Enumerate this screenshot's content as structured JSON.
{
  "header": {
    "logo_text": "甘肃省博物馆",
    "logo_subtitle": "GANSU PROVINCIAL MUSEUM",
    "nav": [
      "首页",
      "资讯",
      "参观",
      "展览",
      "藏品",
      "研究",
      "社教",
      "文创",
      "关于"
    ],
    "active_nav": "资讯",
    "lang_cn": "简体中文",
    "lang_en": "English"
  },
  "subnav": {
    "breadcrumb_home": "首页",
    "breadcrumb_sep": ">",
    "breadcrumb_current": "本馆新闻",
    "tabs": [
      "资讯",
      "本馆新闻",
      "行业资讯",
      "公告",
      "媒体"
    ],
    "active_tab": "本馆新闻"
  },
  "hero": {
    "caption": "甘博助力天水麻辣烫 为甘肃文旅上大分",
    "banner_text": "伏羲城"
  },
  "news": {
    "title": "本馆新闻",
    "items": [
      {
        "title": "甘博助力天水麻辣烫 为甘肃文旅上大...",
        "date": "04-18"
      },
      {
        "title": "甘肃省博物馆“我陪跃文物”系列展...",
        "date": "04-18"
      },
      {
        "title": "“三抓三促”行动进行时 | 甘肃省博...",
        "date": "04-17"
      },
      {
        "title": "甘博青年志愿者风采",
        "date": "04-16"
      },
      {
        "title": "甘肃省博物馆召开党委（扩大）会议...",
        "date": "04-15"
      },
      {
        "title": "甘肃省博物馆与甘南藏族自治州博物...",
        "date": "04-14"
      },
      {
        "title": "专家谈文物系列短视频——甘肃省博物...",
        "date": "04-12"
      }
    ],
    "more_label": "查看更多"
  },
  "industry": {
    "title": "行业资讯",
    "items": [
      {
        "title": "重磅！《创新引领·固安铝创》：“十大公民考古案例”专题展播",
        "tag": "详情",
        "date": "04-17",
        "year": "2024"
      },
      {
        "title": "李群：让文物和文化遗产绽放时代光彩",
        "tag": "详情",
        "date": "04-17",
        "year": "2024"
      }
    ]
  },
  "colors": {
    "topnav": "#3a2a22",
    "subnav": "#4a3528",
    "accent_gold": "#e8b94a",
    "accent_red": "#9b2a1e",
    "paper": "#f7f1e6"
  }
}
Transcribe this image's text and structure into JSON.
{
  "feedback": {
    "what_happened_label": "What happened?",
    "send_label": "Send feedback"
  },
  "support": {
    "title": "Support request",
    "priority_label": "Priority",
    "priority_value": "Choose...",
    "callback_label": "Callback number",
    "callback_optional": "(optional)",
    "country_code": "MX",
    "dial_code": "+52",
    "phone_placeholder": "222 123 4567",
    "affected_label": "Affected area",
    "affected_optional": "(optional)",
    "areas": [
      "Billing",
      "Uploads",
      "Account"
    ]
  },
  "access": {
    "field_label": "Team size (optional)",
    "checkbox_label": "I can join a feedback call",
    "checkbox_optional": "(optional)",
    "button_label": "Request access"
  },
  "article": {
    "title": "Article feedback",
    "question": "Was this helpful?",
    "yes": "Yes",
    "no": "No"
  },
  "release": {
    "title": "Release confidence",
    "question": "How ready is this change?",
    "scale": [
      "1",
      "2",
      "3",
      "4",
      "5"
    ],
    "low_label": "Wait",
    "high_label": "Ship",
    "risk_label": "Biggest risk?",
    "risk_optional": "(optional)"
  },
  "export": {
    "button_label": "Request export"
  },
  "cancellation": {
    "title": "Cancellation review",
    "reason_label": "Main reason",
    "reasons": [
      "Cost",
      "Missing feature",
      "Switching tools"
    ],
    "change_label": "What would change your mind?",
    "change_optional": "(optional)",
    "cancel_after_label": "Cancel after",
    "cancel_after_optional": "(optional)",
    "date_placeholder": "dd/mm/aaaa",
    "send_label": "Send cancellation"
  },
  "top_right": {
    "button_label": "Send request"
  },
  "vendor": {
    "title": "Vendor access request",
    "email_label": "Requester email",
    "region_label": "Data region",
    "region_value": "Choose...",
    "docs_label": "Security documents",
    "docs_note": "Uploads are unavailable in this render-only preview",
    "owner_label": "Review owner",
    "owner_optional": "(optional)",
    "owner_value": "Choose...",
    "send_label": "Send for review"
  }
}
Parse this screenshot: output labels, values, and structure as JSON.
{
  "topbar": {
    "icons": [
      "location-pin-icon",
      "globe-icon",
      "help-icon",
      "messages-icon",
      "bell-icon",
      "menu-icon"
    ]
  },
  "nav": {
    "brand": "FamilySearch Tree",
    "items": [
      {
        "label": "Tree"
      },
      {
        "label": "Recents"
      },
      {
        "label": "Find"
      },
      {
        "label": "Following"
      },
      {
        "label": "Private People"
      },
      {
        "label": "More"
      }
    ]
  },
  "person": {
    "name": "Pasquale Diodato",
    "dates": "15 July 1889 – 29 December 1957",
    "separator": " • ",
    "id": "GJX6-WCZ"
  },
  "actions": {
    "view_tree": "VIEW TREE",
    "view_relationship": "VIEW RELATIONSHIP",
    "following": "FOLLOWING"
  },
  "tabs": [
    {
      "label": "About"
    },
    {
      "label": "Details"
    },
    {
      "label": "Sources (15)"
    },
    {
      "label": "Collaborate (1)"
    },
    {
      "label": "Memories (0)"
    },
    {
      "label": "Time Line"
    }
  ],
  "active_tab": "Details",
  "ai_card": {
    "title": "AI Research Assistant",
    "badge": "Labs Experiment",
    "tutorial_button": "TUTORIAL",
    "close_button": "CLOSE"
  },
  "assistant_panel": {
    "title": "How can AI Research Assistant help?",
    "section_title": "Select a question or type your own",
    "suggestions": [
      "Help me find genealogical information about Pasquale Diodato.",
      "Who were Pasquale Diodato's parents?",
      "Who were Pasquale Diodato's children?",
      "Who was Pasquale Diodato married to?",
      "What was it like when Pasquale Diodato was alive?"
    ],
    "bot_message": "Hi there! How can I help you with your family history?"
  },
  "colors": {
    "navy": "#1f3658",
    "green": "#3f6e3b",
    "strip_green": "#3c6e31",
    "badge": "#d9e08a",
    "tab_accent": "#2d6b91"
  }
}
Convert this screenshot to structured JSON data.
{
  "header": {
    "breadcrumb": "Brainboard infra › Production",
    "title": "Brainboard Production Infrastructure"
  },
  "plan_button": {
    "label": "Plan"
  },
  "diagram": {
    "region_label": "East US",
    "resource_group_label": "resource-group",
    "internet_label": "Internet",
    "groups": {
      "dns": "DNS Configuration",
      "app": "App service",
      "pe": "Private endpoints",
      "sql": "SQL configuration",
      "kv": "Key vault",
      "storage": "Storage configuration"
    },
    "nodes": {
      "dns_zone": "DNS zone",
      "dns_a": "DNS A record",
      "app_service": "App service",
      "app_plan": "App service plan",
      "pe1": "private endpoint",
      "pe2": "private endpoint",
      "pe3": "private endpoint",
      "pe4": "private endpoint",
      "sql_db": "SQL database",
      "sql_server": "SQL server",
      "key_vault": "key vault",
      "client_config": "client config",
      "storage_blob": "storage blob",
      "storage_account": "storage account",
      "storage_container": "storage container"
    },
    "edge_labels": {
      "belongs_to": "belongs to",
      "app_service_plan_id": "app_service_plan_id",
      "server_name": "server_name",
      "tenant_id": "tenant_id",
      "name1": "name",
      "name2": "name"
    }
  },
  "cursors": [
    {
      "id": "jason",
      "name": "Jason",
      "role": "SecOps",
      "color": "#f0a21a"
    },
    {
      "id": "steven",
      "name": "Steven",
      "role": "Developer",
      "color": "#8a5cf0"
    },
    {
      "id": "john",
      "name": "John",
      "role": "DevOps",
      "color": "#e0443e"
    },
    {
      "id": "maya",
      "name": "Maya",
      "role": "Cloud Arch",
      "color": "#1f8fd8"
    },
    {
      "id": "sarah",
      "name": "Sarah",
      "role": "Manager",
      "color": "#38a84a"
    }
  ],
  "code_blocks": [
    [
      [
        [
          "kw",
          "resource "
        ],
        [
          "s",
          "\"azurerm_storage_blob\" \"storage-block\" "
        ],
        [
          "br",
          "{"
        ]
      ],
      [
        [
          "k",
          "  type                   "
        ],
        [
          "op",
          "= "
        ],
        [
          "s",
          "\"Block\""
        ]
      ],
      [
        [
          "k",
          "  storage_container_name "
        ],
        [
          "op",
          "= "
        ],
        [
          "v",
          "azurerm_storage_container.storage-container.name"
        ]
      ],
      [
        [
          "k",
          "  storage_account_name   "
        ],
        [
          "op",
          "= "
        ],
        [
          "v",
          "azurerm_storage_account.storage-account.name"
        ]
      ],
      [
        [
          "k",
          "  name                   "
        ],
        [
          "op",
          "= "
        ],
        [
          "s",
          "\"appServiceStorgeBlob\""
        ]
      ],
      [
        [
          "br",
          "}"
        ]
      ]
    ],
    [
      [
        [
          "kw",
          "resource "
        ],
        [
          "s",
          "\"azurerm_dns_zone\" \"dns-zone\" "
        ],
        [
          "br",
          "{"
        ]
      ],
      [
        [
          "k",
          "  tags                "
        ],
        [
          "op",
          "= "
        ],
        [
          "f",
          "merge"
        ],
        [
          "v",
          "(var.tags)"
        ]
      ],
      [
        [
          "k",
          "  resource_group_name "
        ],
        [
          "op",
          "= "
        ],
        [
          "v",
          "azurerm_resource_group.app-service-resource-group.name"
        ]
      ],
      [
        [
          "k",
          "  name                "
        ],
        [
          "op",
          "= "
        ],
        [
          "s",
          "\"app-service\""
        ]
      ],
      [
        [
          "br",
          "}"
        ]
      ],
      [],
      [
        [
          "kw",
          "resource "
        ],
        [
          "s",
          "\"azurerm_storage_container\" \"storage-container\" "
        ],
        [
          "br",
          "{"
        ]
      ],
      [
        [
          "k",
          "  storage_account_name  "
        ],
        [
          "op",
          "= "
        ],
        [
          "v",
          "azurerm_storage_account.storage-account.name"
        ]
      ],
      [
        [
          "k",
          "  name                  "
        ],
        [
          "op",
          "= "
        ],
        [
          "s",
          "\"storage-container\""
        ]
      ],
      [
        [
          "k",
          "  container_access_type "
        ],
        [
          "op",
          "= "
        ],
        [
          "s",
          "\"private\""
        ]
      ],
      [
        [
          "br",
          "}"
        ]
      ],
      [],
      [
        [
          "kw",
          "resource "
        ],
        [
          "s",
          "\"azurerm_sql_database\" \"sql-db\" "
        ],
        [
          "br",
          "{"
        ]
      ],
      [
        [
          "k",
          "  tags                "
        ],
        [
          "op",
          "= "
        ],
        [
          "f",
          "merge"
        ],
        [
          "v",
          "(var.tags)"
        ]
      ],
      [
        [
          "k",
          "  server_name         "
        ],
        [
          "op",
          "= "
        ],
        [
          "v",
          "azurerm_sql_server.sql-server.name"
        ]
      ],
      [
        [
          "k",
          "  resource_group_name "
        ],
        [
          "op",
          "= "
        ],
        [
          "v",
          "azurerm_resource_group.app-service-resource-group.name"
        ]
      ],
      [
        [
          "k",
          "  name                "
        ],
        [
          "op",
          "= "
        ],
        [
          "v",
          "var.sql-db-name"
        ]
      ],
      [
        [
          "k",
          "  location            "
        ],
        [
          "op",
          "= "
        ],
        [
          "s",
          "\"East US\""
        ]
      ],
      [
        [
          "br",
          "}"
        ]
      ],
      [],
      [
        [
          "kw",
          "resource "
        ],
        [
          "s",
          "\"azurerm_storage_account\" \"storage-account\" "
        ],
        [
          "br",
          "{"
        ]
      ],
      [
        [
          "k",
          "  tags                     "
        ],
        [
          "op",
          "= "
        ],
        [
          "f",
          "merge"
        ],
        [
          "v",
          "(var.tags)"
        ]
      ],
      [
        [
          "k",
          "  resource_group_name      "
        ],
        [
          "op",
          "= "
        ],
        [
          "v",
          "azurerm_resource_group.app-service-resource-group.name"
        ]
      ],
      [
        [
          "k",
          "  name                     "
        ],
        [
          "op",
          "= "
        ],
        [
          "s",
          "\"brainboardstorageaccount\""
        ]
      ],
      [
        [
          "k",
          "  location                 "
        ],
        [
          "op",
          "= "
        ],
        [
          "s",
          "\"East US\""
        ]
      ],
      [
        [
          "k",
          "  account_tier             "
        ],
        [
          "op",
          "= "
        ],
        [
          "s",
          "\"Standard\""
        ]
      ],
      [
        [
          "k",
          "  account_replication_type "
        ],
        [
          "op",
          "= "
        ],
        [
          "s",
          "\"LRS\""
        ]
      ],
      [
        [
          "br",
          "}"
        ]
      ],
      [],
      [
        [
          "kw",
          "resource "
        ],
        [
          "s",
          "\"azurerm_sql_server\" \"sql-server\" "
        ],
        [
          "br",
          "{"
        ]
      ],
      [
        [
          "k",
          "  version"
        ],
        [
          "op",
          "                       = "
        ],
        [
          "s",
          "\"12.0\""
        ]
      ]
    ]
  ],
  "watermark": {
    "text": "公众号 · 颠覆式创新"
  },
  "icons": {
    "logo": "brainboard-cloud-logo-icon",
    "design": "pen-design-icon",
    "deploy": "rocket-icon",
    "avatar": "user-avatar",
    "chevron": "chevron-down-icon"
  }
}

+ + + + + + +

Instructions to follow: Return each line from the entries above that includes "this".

Exercise solution:
Enumerate this screenshot's content as structured JSON.
Transcribe this image's text and structure into JSON.
    "question": "Was this helpful?",
    "question": "How ready is this change?",
    "docs_note": "Uploads are unavailable in this render-only preview",
Parse this screenshot: output labels, values, and structure as JSON.
Convert this screenshot to structured JSON data.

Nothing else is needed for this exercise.